This experiment compares the speed of microSD cards: Sandisk Extreme 256GB vs. Sandisk Extreme 32GB. Sandisk Ultra 32GB is included as baseline. All cards are rated as Class 10. According to Sandisk website, Extreme-branded microSD cards have up to 160MB/s read speed and up to 90 MB/s write speed. Both Sandisk Extreme cards are UHS-I U3 enabled, but only the 256GB model is rated with V30 and A2 symbols. Theoretically, A2 speed rating means that a memory card should perform better to run applications in mobile device because it is capable to perform 4000 IOPS (input-output access per second) random read and 2000 IOPS random write. V30 rating means the card can sustain at least 30MB/s continuous video recording. Let’s see if those new ratings are actually reflected in simple file copy operations.

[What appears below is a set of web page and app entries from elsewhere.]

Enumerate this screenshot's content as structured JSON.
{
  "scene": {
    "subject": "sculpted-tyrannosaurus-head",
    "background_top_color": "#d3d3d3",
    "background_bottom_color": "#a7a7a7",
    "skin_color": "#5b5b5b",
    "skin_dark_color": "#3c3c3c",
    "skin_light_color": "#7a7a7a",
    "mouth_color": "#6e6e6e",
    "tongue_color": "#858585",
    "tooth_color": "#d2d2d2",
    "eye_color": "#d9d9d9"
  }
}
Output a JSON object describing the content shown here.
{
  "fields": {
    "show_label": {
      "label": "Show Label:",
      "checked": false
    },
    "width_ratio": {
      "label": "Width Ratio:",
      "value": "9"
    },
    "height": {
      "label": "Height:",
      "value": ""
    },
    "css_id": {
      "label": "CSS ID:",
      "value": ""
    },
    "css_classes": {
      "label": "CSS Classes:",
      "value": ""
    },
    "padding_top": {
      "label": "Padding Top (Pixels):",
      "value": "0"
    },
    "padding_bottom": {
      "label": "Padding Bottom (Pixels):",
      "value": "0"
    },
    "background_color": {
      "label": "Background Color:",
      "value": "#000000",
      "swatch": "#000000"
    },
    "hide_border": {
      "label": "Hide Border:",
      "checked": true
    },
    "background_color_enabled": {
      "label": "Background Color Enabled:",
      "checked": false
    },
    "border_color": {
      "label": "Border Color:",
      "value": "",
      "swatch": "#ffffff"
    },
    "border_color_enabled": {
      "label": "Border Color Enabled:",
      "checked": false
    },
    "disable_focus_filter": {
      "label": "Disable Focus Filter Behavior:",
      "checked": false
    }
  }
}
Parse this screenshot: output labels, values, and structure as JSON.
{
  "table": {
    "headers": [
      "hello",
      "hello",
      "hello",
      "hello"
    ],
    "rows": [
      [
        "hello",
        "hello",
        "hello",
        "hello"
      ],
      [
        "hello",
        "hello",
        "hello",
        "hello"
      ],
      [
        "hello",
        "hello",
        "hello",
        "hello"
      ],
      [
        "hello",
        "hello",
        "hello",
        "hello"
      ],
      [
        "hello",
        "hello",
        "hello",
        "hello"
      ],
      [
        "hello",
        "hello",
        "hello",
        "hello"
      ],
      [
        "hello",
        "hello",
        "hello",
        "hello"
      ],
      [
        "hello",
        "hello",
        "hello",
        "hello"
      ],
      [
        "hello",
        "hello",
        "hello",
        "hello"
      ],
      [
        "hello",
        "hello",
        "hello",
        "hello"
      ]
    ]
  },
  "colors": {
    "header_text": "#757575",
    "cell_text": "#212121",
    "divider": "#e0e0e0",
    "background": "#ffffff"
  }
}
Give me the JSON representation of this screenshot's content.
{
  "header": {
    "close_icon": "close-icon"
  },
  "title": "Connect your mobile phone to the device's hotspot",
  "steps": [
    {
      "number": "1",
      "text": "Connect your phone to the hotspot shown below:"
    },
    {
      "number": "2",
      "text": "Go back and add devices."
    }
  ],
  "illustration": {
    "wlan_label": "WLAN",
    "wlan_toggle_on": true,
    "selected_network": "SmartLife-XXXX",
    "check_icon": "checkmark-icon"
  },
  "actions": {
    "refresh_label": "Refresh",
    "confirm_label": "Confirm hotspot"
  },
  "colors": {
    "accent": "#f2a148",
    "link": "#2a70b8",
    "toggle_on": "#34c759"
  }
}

For this test, I use a Mac mini with built-in USB 3.0 ports. The memory cards are accessed through a USB 3.0 memory card reader (Transcend RDF5). I prepared three sets of data to be written to, and read from the micro SD cards:

  • Data A is 1 large file. The size is 4.25 GB.
  • Data B is a set of 12 medium files. The total size is 5.81 GB.
  • Data C is a set of 45,976 small files. The total size is 5.47 GB.

Testing process is simple. First I formatted each memory card using ExFAT so at the beginning of the test, they are empty. The formatting uses standard ExFAT from Windows with all default settings. To measure WRITE speed, I copied each set of data into each memory card and timed the process. To measure READ speed, I copied back those sets of data back into my computer and timed the process. To perform the file transfers, I use a tool named ChronoSync 4.9.10. This is a backup app for Mac, but I have good experience using it as file copier because it performs generally faster than using the standard Finder.

OperationDataSandisk Ultra 32Sandisk Extreme 32Sandisk Extreme 256
WRITEA5 mins 15 secs
avg speed 13.82 MB/s
1 mins 29 secs
avg speed 48.90 MB/s
58 secs
avg speed 75.03 MB/s
WRITEB7 mins 22 secs
avg speed 13.46 MB/s
1 min 55 secs
avg speed 51.73 MB/s
1 min 9 secs
avg speed 86.22 MB/s
WRITEC58 mins 32 secs
avg speed 1.59 MB/s
16 mins 13 secs
avg speed 5.76 MB/s
18 mins 9 secs
avg speed 5.14 MB/s
READA1 min 4 secs
avg speed 68.00 MB/s
1 min 2 secs
avg speed 70.19 MB/s
49 secs
avg speed 88.82 MB/s
READB2 mins 20 secs
avg speed 42.49 MB/s
1 min 30 secs
avg speed 66.10 MB/s
1 min 7 secs
avg speed 88.79 MB/s
READC13 mins 17 secs
avg speed 7.03 MB/s
2 mins 45 secs
avg speed 33.95 MB/s
3 mins 30 secs
avg speed 26.67 MB/s

As expected, Sandisk Extreme 256 GB with V30 and A2 ratings is fast. Curiously, it does not win all speed tests. For data C (massive amount of small files), Sandisk Extreme 32GB actually performs better. Perhaps this is related to the significantly larger storage capacity (32GB vs. 256GB).

Back in 2015, I performed similar speed comparison using the same Mac mini computer with the same Sandisk Ultra 32GB and Sandisk Extreme 32 GB microSD cards. You can find the speed test results here. The experiment from 5 years ago used exactly the same sets of data files (A, B and C). The differences between these 2 experiments are: I have upgraded my Mac mini storage to SSD (the data from 2015 used Mac mini with HDD), use newer MacOS (currently 10.14.6) and ChronoSync 4.9.10 today. If you compare the numbers, you will notice that the memory cards generally perform better with my Mac using SSD. One exception is the “write” operation of Data C for Sandisk Ultra 32 GB, it performs worse. I repeated this particular test 3 times and ended up with similar result, I could not figure out the reason.